**AIM OF THE EXERCISE:** Across all the entries below, how many lines mention the string "true"? Respond with a single number.
------------------------------------
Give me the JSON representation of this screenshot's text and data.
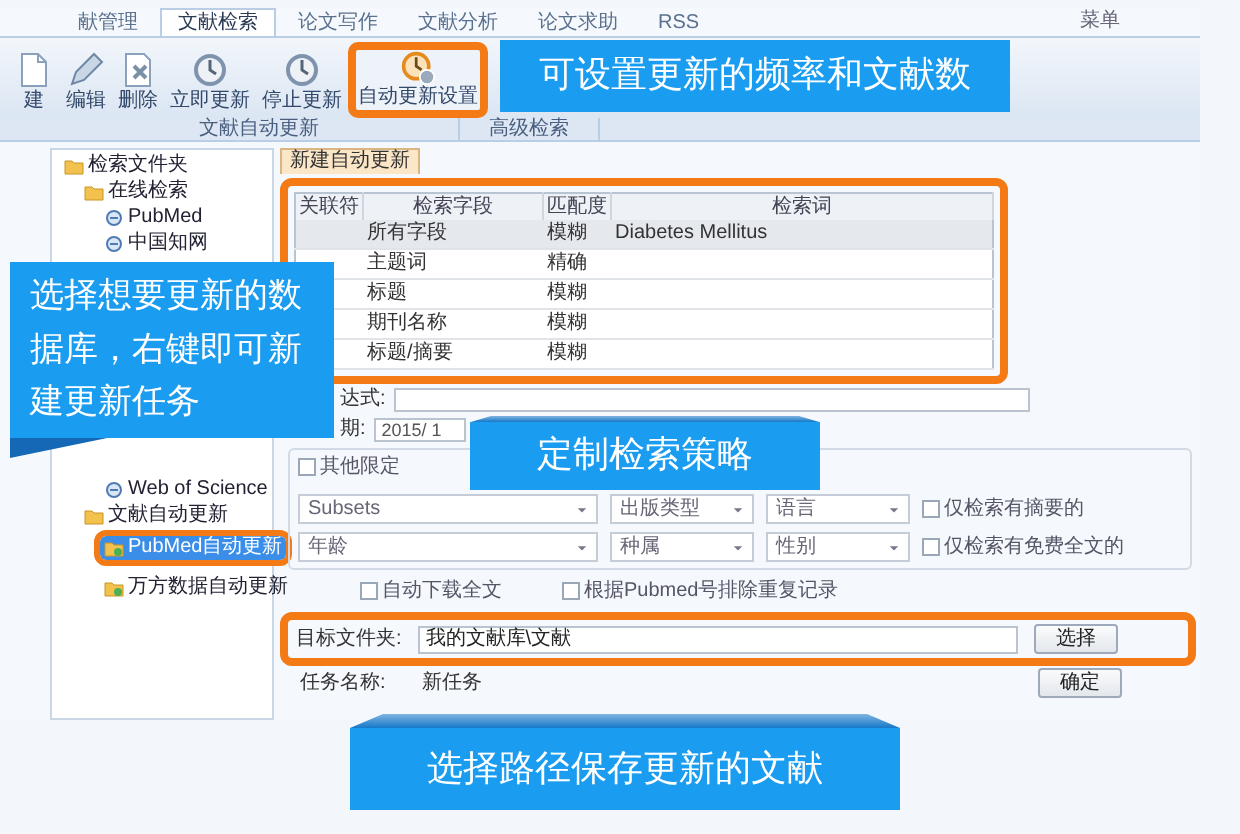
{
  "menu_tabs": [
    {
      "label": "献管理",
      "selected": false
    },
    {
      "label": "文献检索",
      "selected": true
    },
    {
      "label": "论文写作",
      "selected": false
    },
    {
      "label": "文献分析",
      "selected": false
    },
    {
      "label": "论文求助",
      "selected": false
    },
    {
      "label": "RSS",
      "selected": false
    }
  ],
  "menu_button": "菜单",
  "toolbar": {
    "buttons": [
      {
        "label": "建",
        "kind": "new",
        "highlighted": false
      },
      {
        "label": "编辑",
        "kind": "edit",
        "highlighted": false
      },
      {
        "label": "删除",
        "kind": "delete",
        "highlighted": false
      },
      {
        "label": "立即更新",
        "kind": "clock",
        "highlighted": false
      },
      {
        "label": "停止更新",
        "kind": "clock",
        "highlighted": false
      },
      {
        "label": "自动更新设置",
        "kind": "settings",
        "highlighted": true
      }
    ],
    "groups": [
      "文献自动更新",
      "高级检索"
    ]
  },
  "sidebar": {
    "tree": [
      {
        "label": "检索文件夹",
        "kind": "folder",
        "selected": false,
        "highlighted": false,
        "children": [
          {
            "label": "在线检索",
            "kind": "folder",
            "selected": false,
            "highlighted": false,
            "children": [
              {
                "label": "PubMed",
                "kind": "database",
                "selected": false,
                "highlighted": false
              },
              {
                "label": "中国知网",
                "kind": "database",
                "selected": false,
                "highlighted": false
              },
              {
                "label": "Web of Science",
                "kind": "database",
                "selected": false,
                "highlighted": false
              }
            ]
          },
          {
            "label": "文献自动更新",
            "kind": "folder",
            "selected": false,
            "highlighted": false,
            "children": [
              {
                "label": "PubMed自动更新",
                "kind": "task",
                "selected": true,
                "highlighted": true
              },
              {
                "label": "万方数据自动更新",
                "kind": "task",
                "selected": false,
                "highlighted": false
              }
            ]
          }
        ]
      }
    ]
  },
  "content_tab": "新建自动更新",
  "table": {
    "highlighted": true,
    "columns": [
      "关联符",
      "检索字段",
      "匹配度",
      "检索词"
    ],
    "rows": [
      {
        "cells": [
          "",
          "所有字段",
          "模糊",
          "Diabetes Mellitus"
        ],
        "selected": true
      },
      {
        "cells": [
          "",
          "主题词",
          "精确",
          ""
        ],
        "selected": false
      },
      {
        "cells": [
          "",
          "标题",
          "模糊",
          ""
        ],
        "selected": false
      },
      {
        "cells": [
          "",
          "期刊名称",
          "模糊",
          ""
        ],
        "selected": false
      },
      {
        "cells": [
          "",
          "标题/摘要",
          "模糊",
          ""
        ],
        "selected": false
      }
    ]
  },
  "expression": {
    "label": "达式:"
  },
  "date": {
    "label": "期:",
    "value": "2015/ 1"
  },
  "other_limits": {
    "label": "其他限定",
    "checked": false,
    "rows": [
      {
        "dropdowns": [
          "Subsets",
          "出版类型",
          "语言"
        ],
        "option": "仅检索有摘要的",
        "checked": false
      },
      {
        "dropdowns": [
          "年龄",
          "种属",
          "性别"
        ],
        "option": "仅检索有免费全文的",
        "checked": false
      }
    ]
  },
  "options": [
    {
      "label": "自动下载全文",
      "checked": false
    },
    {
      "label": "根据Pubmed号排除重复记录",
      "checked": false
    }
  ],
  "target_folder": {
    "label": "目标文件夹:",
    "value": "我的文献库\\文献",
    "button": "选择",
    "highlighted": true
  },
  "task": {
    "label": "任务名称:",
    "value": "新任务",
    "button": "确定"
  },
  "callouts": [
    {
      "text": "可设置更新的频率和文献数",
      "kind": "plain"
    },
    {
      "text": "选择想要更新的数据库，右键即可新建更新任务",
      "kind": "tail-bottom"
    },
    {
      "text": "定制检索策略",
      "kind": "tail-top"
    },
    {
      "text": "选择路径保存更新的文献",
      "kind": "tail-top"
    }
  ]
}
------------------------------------
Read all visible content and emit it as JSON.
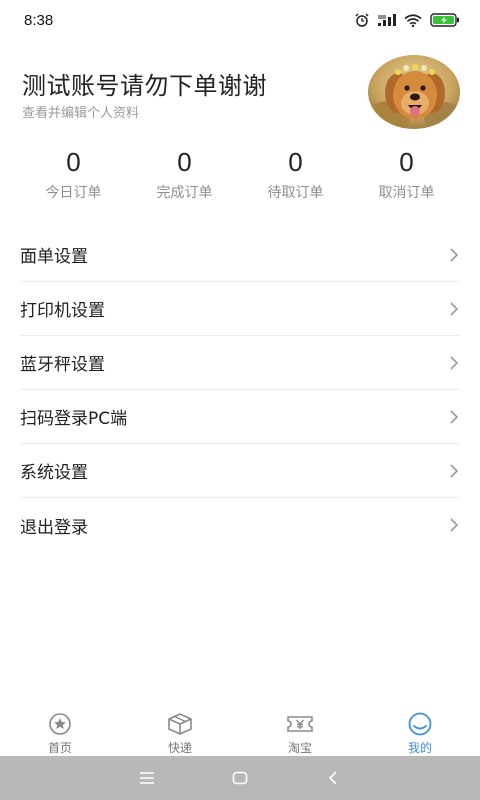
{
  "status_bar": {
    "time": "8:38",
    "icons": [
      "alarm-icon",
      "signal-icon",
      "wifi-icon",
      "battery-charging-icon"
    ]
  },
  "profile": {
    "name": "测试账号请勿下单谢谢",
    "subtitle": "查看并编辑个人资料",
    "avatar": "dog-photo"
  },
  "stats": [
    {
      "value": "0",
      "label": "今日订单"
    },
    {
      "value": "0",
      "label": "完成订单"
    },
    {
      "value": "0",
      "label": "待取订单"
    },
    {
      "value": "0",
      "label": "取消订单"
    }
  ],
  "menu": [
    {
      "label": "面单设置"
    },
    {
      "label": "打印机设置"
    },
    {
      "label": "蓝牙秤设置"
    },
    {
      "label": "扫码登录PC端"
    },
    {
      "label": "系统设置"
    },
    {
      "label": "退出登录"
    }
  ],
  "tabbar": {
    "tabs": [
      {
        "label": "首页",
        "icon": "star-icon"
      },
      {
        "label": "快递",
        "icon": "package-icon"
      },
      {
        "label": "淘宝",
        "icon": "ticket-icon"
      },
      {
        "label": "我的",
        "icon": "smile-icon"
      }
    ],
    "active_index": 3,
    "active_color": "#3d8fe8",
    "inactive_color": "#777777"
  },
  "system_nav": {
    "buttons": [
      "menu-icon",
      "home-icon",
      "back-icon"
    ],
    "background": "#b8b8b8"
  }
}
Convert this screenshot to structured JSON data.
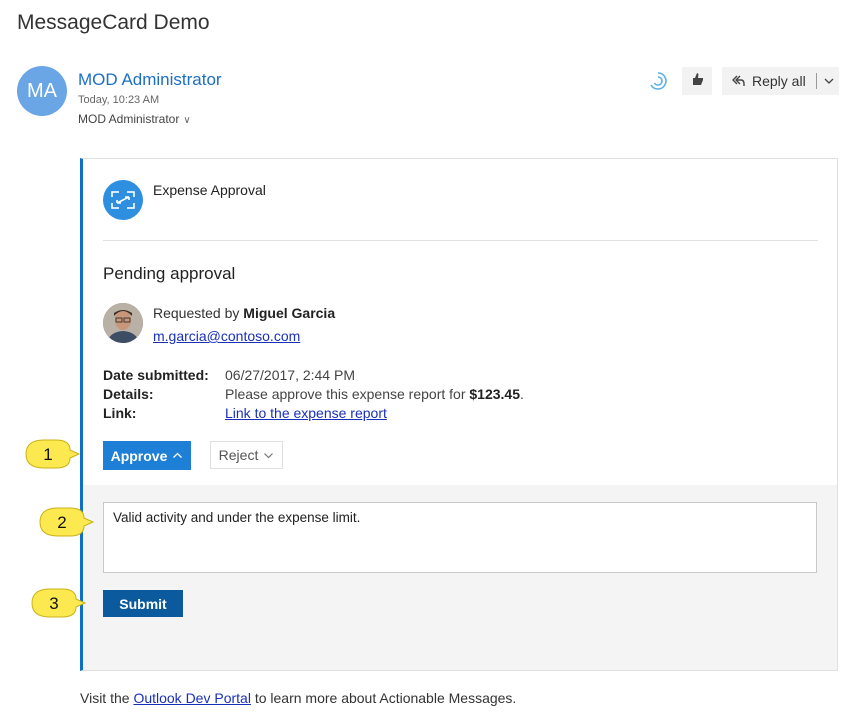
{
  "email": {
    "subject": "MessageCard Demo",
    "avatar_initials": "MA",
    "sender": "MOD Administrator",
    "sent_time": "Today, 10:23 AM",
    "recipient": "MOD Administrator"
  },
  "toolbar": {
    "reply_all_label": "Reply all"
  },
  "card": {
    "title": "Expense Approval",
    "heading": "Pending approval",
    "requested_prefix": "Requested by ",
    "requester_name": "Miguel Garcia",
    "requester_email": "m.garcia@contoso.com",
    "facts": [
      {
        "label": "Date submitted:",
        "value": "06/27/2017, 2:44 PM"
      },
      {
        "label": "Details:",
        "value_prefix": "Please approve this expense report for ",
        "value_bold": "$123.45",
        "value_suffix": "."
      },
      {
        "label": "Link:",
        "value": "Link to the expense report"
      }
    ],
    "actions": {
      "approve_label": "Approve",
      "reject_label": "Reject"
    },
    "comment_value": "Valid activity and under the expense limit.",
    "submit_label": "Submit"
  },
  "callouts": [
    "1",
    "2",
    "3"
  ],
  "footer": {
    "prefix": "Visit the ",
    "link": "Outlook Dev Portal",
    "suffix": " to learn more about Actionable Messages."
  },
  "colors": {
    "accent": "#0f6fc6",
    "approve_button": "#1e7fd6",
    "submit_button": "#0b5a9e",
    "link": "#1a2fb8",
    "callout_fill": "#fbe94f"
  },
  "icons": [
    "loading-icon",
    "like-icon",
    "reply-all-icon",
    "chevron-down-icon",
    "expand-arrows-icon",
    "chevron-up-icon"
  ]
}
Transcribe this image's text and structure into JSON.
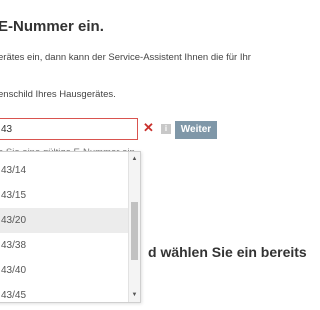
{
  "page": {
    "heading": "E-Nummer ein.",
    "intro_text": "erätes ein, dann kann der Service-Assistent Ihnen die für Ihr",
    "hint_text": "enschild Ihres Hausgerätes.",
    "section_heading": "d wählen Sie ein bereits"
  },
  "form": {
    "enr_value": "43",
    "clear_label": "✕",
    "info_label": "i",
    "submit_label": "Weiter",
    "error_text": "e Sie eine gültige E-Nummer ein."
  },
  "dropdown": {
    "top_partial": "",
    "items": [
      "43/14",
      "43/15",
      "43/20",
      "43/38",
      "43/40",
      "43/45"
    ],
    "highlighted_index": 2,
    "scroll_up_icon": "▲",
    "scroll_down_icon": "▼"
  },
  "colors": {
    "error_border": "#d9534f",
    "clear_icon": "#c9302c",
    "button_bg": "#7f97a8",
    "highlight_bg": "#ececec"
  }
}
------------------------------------
**EXERCISE RESULT:** 7